On Monday, President Obama urged Congress to pass the Paycheck Fairness Act,a bill aimed "to increase protections for women filing gender-discrimination lawsuits, as well as create a federal grant program to improve women's salary negotiating skills.” The bill was defeated 52-47 in the Senate on Wednesday, and President Obama accused Senate Republicans of “putting partisan politics ahead of women and their families” by voting against it.
Like a lot of legislation, the bill was proposed with good intentions. But a closer look at the underlying premise behind this type of legislation - that there is a “gender pay gap” between men and women and widespread discrimination against women in the workplace - shows that the issue is much more complex than the President would suggest.
For example, it is often claimed that women earn only 70-80 percent of what men earn. Taken out of their proper context, it would appear that women are being underpaid and taken advantage of in the marketplace.
But it is a bit more complex. First of all, basic economics will tell you that if this were true, men would be completely out of work tomorrow. If capitalists and business owners are the greedy, profit-hungry caricatures that the Left makes them out to be, they would only hire women at the lower wage rate.
A more detailed look reveals that there are many economic and non-discriminatory factors that explain these statistics. Marriage and childbirth play a huge role. In general, women are more likely to drop out of the work force for a period of time to raise children while men aren’t. Women lose years of training and experience, and tend to go back into the workforce seeking jobs that fit their schedules as opposed to a higher wage. I’m not saying that this is the way it should be, but it is reality.
What is most interesting are the comparisons of incomes between men and women who either haven’t had children yet or have chosen not to. Single, childless women between 22 and 30 actually earn 8 percent more than their male counterparts. Women who have never had a child, regardless of age, earn 113 percent of what men earn. Unmarried college-educated males between the ages of 40 and 64 earn nearly 15 percent less than their female counterparts.
Additionally, men are more likely to take more dangerous and hazardous jobs, longer hours, commute long distances to work, but are also much more likely to becomes homeless, incarcerated, sacrifice their prime years in the military, or lose their employment in bad economic times.
Women obviously face a certain amount of unfair and undeserved discrimination by employers and fellow employees, but by far the biggest factors in determining how men and women are paid are a result of individual choices and differing time preferences. But as Carrie Lukas argues in Forbes, “Women are increasingly taking on leadership roles in businesses around the world. Technology is increasingly creating more flexible work arrangements, creating new options for parents to combine work and family life. Women are excelling academically (earning far more college degrees than men).”

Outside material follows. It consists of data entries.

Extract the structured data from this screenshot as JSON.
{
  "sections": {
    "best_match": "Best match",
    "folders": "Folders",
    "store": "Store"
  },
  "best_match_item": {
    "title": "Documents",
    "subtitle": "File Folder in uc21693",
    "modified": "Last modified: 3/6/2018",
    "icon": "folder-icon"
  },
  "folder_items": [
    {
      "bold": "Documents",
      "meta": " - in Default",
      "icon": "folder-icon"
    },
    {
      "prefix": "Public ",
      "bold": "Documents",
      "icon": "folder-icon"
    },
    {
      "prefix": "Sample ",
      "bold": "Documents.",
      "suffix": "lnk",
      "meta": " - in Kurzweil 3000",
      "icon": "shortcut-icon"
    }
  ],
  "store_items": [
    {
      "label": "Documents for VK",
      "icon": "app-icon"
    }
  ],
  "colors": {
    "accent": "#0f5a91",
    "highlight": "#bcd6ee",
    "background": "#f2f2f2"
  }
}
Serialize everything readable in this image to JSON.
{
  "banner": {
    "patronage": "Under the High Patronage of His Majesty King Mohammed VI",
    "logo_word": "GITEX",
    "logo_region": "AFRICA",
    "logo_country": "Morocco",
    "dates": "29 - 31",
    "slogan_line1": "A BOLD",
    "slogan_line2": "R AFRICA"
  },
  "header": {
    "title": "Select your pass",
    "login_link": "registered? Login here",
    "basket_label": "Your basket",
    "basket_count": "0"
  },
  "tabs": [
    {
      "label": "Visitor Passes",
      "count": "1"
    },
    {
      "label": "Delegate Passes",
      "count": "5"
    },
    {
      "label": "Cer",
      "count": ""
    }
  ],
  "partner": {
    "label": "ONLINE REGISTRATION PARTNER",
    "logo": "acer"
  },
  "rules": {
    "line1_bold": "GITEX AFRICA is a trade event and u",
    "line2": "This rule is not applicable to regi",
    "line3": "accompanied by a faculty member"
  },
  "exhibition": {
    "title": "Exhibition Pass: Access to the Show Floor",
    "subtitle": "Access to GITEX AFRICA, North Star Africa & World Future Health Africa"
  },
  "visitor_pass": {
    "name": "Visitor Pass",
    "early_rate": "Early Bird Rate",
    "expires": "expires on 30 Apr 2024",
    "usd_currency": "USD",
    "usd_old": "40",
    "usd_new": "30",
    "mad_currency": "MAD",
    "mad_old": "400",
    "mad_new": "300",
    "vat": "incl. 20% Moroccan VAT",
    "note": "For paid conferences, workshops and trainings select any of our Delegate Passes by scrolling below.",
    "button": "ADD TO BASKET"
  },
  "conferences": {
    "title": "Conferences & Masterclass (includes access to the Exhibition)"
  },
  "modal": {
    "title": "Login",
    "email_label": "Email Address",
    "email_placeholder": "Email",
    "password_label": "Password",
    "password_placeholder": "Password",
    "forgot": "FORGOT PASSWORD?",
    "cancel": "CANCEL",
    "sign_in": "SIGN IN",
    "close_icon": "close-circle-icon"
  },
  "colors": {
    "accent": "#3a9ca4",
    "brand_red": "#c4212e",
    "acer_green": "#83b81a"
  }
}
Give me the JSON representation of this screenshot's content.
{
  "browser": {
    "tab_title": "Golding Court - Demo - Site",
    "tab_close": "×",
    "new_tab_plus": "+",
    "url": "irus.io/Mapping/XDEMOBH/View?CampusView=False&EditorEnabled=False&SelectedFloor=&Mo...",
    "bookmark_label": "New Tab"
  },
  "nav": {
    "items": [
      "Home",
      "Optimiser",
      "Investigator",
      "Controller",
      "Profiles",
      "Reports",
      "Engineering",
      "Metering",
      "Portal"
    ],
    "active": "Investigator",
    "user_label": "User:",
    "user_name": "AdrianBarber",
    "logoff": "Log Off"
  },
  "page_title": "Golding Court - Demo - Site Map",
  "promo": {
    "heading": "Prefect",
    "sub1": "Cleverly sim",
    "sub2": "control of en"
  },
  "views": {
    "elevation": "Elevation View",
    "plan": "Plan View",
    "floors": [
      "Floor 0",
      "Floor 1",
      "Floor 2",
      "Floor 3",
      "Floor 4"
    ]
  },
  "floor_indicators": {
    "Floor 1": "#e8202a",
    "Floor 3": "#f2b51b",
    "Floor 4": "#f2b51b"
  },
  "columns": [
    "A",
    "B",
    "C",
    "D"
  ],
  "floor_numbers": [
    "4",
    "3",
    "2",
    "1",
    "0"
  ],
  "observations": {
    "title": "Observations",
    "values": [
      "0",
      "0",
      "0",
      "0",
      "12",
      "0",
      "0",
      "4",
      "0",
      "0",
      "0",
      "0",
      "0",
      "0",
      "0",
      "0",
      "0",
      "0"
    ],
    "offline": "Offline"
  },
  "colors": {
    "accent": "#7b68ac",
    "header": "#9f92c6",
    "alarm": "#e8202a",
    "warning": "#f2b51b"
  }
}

Beyond the rhetoric and casually thrown-around statistics aimed at appealing to our emotions and our natural sense of justice, basic principles of economics disprove the supposed “gender pay gap.” The statistics, whichever way you look at them, are largely the result of the market coordination of the subjective values of men and women, offering a diversity of options and choices.
Federal intervention, in the form of the Paycheck Fairness Act, is a solution without a problem, and a cynic might even see it as just one more excuse to expand the power and control of the federal government. Besides, if President Obama is truly concerned about a “gender pay gap,” he should start by looking in his own White House.